Peyton Manning won the 2014 NFL MVP award, and his Thanksgiving Day performance against the Detroit Lions was an exclamation point on an incredible season that saw him toss 49 touchdowns.

Manning led the Indianapolis Colts to a 41-9 victory. He threw six touchdown passes — three to Brandon Stokley and three to Marvin Harrison. He was 23-for-28 with 236 passing yards in what was one of the best quarterback performances on Thanksgiving Day ever.

The Colts stopped the bleeding when they pulled him at the end of the third quarter.


While the Lions have been on the receiving end of some of their opponents’ best performances, Detroit received one of the best rushing games from Barry Sanders on Thanksgiving 1997. The running back scored three touchdowns and rushed for 167 yards against the Chicago Bears.

One of Sanders’ runs included a 40-yarder in which he scored a touchdown.

Detroit won the game, 55-20, and improved to 7-6 on the season at that point. Sanders went on to rush for 2,053 yards and win the NFL MVP award. He would retire from football after the 1998 season.


Leon Lett has two infamous plays, and they both occurred in the same year but in two different seasons and both involve him touching the ball when he wasn’t supposed to.

The Miami Dolphins were up 14-13 on Thanksgiving 1993 when the Dallas Cowboys blocked a field goal in the fourth quarter with about 15 seconds left in the game. The Cowboys blocked the kick and Lett, a defensive tackle, slipped while trying to recover the football. The ball got knocked forward into the end zone, and the Dolphins recovered.
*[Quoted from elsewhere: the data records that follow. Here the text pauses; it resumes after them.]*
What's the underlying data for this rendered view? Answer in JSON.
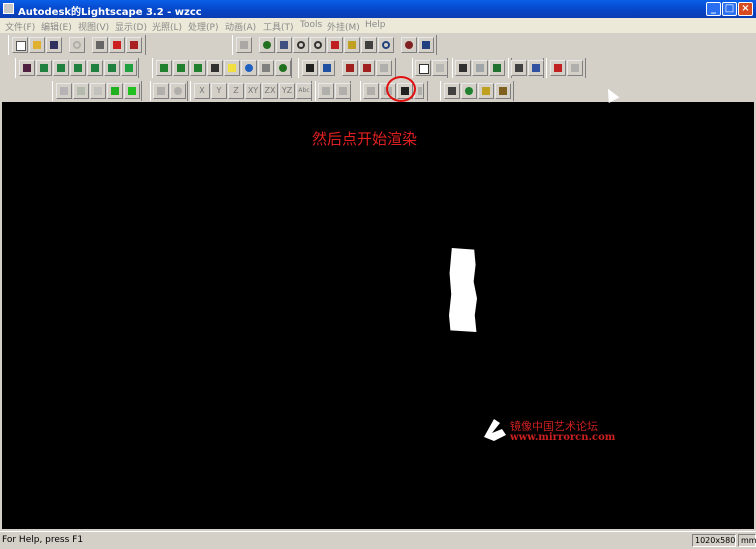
{
  "window": {
    "title": "Autodesk的Lightscape 3.2 - wzcc",
    "buttons": {
      "minimize": "_",
      "maximize": "□",
      "close": "×"
    }
  },
  "menu": {
    "items": [
      "文件(F)",
      "编辑(E)",
      "视图(V)",
      "显示(D)",
      "光照(L)",
      "处理(P)",
      "动画(A)",
      "工具(T)",
      "Tools",
      "外挂(M)",
      "Help"
    ]
  },
  "toolbar": {
    "axis_labels": [
      "X",
      "Y",
      "Z",
      "XY",
      "ZX",
      "YZ",
      "Abc"
    ]
  },
  "viewport": {
    "annotation": "然后点开始渲染",
    "watermark_cn": "镜像中国艺术论坛",
    "watermark_url": "www.mirrorcn.com"
  },
  "statusbar": {
    "help": "For Help, press F1",
    "resolution": "1020x580",
    "units": "mm"
  },
  "colors": {
    "titlebar": "#0646c8",
    "annotation": "#e02020",
    "viewport": "#000000"
  }
}
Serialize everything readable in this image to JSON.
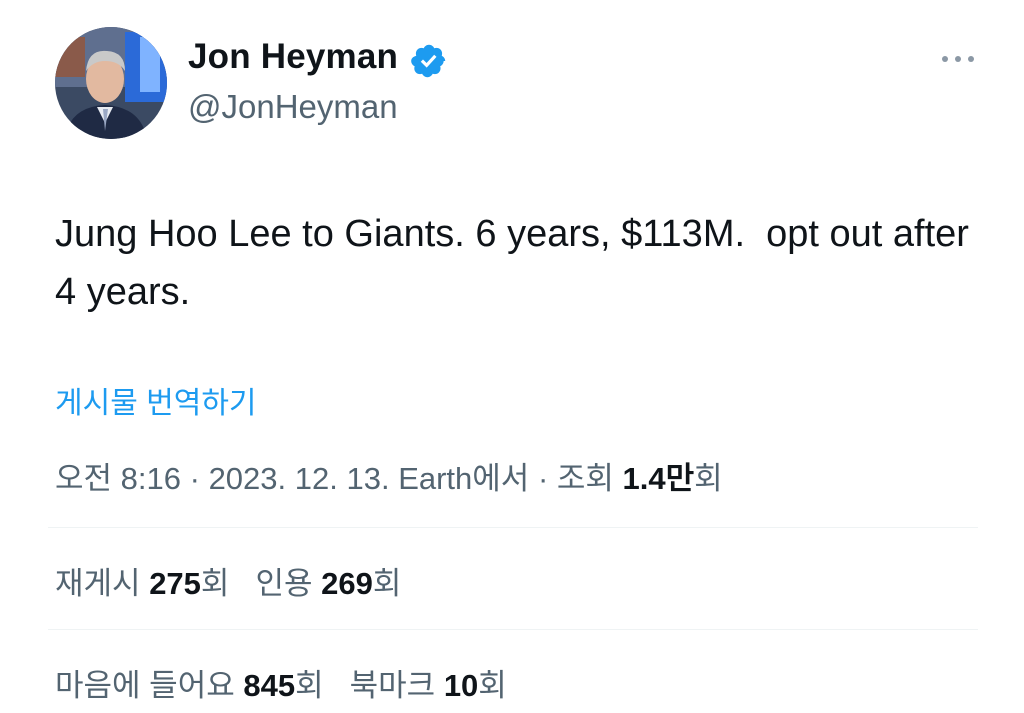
{
  "author": {
    "name": "Jon Heyman",
    "handle": "@JonHeyman",
    "verified": true
  },
  "tweet": {
    "text": "Jung Hoo Lee to Giants. 6 years, $113M.  opt out after 4 years.",
    "translate_label": "게시물 번역하기"
  },
  "meta": {
    "time": "오전 8:16",
    "separator": " · ",
    "date": "2023. 12. 13.",
    "source": "Earth에서",
    "views_prefix": "조회 ",
    "views_value": "1.4만",
    "views_suffix": "회"
  },
  "stats": {
    "reposts_label": "재게시 ",
    "reposts_value": "275",
    "reposts_suffix": "회",
    "quotes_label": "인용 ",
    "quotes_value": "269",
    "quotes_suffix": "회",
    "likes_label": "마음에 들어요 ",
    "likes_value": "845",
    "likes_suffix": "회",
    "bookmarks_label": "북마크 ",
    "bookmarks_value": "10",
    "bookmarks_suffix": "회"
  },
  "icons": {
    "verified": "verified-badge-icon",
    "more": "more-horizontal-icon"
  },
  "colors": {
    "text_primary": "#0f1419",
    "text_secondary": "#536471",
    "accent": "#1d9bf0",
    "divider": "#eff3f4"
  }
}
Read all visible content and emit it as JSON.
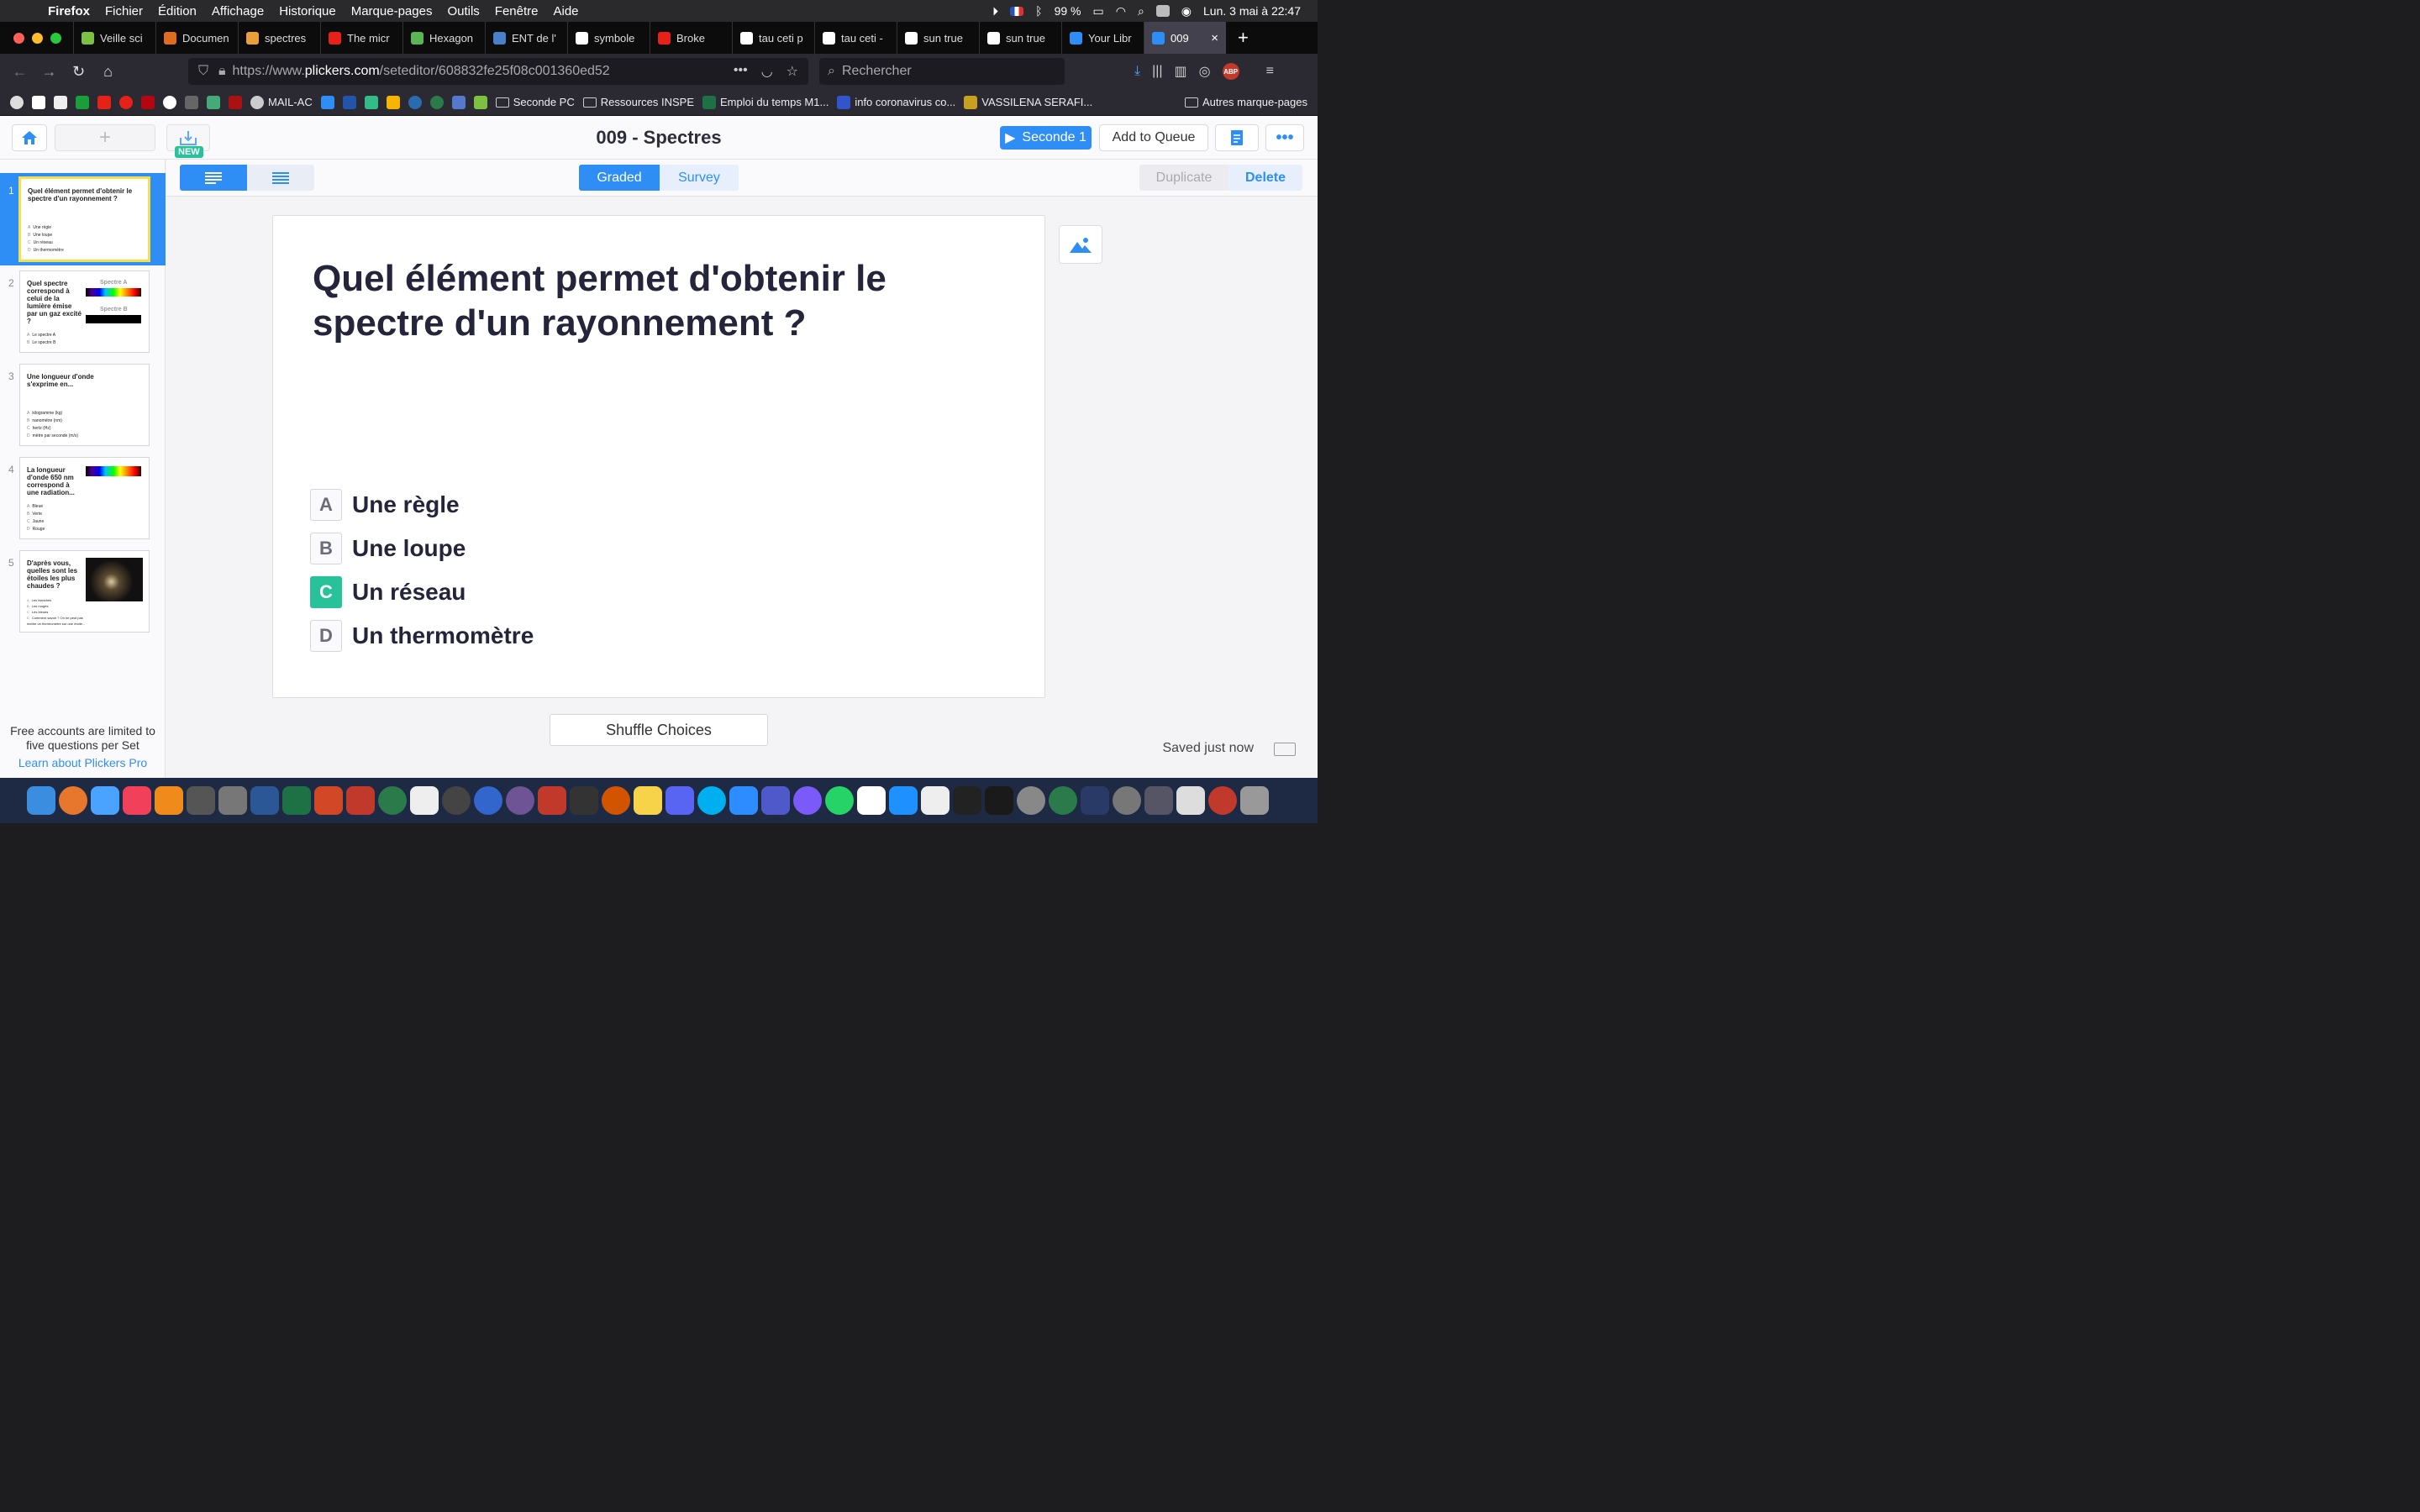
{
  "menubar": {
    "app": "Firefox",
    "items": [
      "Fichier",
      "Édition",
      "Affichage",
      "Historique",
      "Marque-pages",
      "Outils",
      "Fenêtre",
      "Aide"
    ],
    "battery": "99 %",
    "datetime": "Lun. 3 mai à  22:47"
  },
  "tabs": [
    {
      "label": "Veille sci",
      "color": "#7cc142"
    },
    {
      "label": "Documen",
      "color": "#e06c1f"
    },
    {
      "label": "spectres",
      "color": "#e8a13a"
    },
    {
      "label": "The micr",
      "color": "#e62117"
    },
    {
      "label": "Hexagon",
      "color": "#5bb552"
    },
    {
      "label": "ENT de l'",
      "color": "#4a7fc9"
    },
    {
      "label": "symbole",
      "color": "#ffffff"
    },
    {
      "label": "Broke",
      "color": "#e62117"
    },
    {
      "label": "tau ceti p",
      "color": "#ffffff"
    },
    {
      "label": "tau ceti -",
      "color": "#ffffff"
    },
    {
      "label": "sun true",
      "color": "#ffffff"
    },
    {
      "label": "sun true",
      "color": "#ffffff"
    },
    {
      "label": "Your Libr",
      "color": "#2f8ef6"
    },
    {
      "label": "009",
      "color": "#2f8ef6",
      "active": true
    }
  ],
  "navbar": {
    "url_prefix": "https://www.",
    "url_domain": "plickers.com",
    "url_path": "/seteditor/608832fe25f08c001360ed52",
    "search_placeholder": "Rechercher"
  },
  "bookmarks": {
    "items": [
      "MAIL-AC",
      "Seconde PC",
      "Ressources INSPE",
      "Emploi du temps M1...",
      "info coronavirus co...",
      "VASSILENA SERAFI..."
    ],
    "other": "Autres marque-pages"
  },
  "header": {
    "new_badge": "NEW",
    "set_title": "009 - Spectres",
    "class_button": "Seconde 1",
    "queue_button": "Add to Queue"
  },
  "toolbar": {
    "graded": "Graded",
    "survey": "Survey",
    "duplicate": "Duplicate",
    "delete": "Delete"
  },
  "sidebar": {
    "slides": [
      {
        "num": "1",
        "question": "Quel élément permet d'obtenir le spectre d'un rayonnement ?",
        "choices": [
          "Une règle",
          "Une loupe",
          "Un réseau",
          "Un thermomètre"
        ]
      },
      {
        "num": "2",
        "question": "Quel spectre correspond à celui de la lumière émise par un gaz excité ?",
        "spectrum_a": "Spectre A",
        "spectrum_b": "Spectre B",
        "choices": [
          "Le spectre A",
          "Le spectre B"
        ]
      },
      {
        "num": "3",
        "question": "Une longueur d'onde s'exprime en...",
        "choices": [
          "kilogramme (kg)",
          "nanomètre (nm)",
          "hertz (Hz)",
          "mètre par seconde (m/s)"
        ]
      },
      {
        "num": "4",
        "question": "La longueur d'onde 650 nm correspond à une radiation...",
        "choices": [
          "Bleue",
          "Verte",
          "Jaune",
          "Rouge"
        ]
      },
      {
        "num": "5",
        "question": "D'après vous, quelles sont les étoiles les plus chaudes ?",
        "choices": [
          "Les blanches",
          "Les rouges",
          "Les bleues",
          "Comment savoir ? On ne peut pas mettre un thermomètre sur une étoile..."
        ]
      }
    ],
    "limit_text": "Free accounts are limited to five questions per Set",
    "learn_link": "Learn about Plickers Pro"
  },
  "question": {
    "text": "Quel élément permet d'obtenir le spectre d'un rayonnement ?",
    "choices": [
      {
        "letter": "A",
        "text": "Une règle",
        "correct": false
      },
      {
        "letter": "B",
        "text": "Une loupe",
        "correct": false
      },
      {
        "letter": "C",
        "text": "Un réseau",
        "correct": true
      },
      {
        "letter": "D",
        "text": "Un thermomètre",
        "correct": false
      }
    ]
  },
  "footer": {
    "shuffle": "Shuffle Choices",
    "saved": "Saved just now"
  },
  "colors": {
    "accent": "#2f8ef6",
    "correct": "#27c29a",
    "active_slide_border": "#f5e04a"
  }
}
Lett’s recovery attempt was considered a muffed kick, and Miami was given one chance to score from the 1-yard line with three seconds left — and did.



26 Nov 1998: Quarterback Charlie Batch #30 and wide receiver Herman Moore #84 of the Detroit Lions celebrate during the game against the Pittsburgh Steelers at the Pontiac Silverdome in Pontiac, Michigan. The Lions defeated the Steelers 19-16.
(Getty Images)

One of the more infamous Thanksgiving Day moments in the NFL occurred in 1998 during the Pittsburgh Steelers and the Detroit Lions game, and it involved a coin toss ahead of their overtime session.

The Lions and Steelers were tied 16-16 at the end of the fourth quarter and ahead of the overtime period when Pittsburgh running back Jerome Bettis was set to call the coin flip. Bettis appeared to call tails, but referee Phil Luckett was heard saying, “Heads is the call.”

Bettis contended he called tails, but Luckett said the future Hall of Famer called heads. It would later be revealed that Steelers coach Bill Cowher had even instructed Bettis to call heads. Nonetheless, the Lions got the ball and drove down the field to score a field goal and win the game, 19-16.

The controversy led then-NFL commissioner Paul Tagliabue to change the coin-flip rules and have the captain make the ball before the referee tossed the coin.


Mark Sanchez #6 of the New York Jets goes through the pre-game warms ups prior to the start of the pre-season game against the Detroit Lions at Ford Field on August 9, 2013 in Detroit, Michigan. The Lions defeated the Jets 26-17.
(Leon Halip/Getty Images)

Before the Thanksgiving Day game between the New York Jets and New England Patriots, the phrase “butt fumble” wasn’t synonymous with anyone on the world nor was it really anything anyone really used to describe a certain play. That was before Nov. 22, 2012.

Jets quarterback Mark Sanchez became the living, breathing reminder of the butt fumble when he attempted to scramble in the game against the Patriots, slipped and ran right into his teammate’s behind, causing him to fumble the football. Patriots defensive back Steven Gregory scooped up the football and returned it for a touchdown.

New England won the game, 49-14, and the butt fumble had quickly become an NFL sensation that resonated with fans across the world. The New York Post said it had overshadowed the team’s back-to-back AFC Championship appearances during the Sanchez and Rex Ryan era.


Sanchez later commented on the butt fumble in 2013, telling the Los Angeles Times: “People ask me about the butt fumble and say, ‘Gosh, doesn’t that really bum you out?’ Are you kidding me? You think every Friday if it comes on ‘SportsCenter’ I’m just down in the dumps? Who cares? I’m working out. I’m hanging with my family. I’m doing some charity thing. It’s the last thing on my mind.”